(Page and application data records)

= Beginning of Section =

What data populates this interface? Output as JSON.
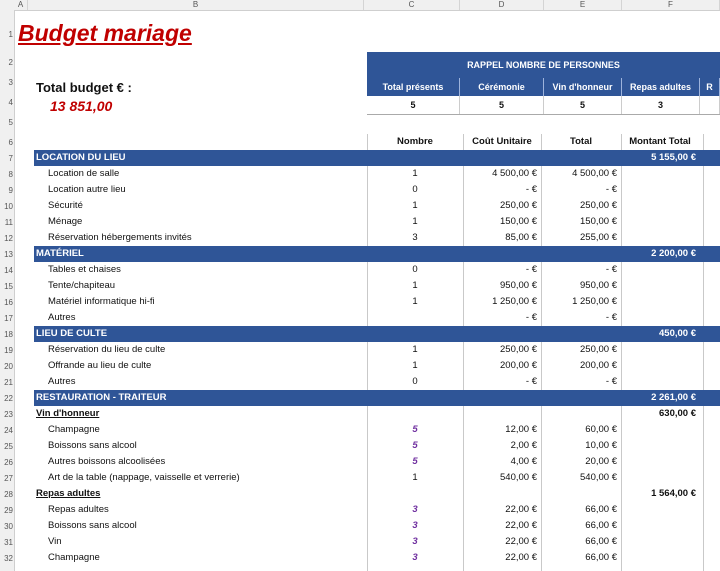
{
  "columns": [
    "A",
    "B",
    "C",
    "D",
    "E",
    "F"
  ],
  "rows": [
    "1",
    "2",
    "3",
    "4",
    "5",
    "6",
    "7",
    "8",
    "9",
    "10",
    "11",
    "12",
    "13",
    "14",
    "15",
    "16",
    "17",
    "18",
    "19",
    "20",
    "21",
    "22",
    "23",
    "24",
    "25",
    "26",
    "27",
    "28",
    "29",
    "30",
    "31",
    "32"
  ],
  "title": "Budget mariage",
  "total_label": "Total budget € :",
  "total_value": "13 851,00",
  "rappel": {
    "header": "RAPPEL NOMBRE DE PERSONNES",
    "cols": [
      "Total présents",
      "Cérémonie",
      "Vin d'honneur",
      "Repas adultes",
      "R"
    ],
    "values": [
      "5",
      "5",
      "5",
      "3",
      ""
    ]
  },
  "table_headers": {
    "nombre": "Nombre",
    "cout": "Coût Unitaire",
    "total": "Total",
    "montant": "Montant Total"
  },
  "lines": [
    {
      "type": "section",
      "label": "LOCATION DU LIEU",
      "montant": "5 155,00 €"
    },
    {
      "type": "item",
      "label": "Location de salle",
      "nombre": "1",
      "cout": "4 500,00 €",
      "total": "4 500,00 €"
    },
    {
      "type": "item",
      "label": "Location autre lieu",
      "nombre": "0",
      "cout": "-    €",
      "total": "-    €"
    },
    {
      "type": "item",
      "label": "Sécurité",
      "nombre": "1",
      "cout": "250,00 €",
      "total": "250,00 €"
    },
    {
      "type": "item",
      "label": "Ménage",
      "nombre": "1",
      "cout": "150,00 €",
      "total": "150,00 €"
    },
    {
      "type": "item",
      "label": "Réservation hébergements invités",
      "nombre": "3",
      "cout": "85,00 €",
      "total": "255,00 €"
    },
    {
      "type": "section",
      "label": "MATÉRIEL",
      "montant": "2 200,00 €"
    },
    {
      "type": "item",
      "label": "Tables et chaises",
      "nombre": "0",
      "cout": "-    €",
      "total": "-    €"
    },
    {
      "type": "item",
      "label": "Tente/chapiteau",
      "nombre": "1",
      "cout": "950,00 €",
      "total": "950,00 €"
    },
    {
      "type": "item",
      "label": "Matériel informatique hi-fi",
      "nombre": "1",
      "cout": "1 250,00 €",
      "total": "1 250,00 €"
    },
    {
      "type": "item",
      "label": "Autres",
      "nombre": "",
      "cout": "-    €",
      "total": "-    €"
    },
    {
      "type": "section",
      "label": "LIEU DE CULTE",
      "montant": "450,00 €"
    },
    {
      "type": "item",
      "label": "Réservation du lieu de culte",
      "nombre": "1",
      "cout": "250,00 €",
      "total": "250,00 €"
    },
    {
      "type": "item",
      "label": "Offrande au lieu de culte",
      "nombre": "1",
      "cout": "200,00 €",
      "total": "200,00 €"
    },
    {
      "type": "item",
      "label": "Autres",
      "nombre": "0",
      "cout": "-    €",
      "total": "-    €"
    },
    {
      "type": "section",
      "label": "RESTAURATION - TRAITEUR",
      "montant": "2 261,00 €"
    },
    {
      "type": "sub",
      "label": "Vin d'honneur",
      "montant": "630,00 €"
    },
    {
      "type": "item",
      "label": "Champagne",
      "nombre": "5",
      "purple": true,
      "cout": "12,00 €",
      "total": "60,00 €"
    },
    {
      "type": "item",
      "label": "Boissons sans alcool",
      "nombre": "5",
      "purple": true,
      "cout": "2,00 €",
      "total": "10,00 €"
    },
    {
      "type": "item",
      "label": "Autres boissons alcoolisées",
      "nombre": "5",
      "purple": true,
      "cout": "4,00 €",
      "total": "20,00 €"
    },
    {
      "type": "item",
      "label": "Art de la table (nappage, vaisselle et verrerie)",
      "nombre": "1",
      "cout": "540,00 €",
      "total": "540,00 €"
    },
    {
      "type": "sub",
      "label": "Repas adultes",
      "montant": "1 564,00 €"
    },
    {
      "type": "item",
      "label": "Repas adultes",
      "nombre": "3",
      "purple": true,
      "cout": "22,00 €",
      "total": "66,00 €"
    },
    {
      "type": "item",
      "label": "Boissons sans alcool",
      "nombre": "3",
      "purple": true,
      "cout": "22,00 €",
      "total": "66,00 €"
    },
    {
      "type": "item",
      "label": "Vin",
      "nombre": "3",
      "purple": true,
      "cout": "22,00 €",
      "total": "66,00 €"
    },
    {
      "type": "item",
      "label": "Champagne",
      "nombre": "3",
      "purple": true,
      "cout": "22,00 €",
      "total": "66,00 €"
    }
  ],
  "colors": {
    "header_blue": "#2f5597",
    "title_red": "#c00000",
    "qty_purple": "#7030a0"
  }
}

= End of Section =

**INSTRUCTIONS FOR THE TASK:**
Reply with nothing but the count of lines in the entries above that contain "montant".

**COMPLETED EXERCISE:**
7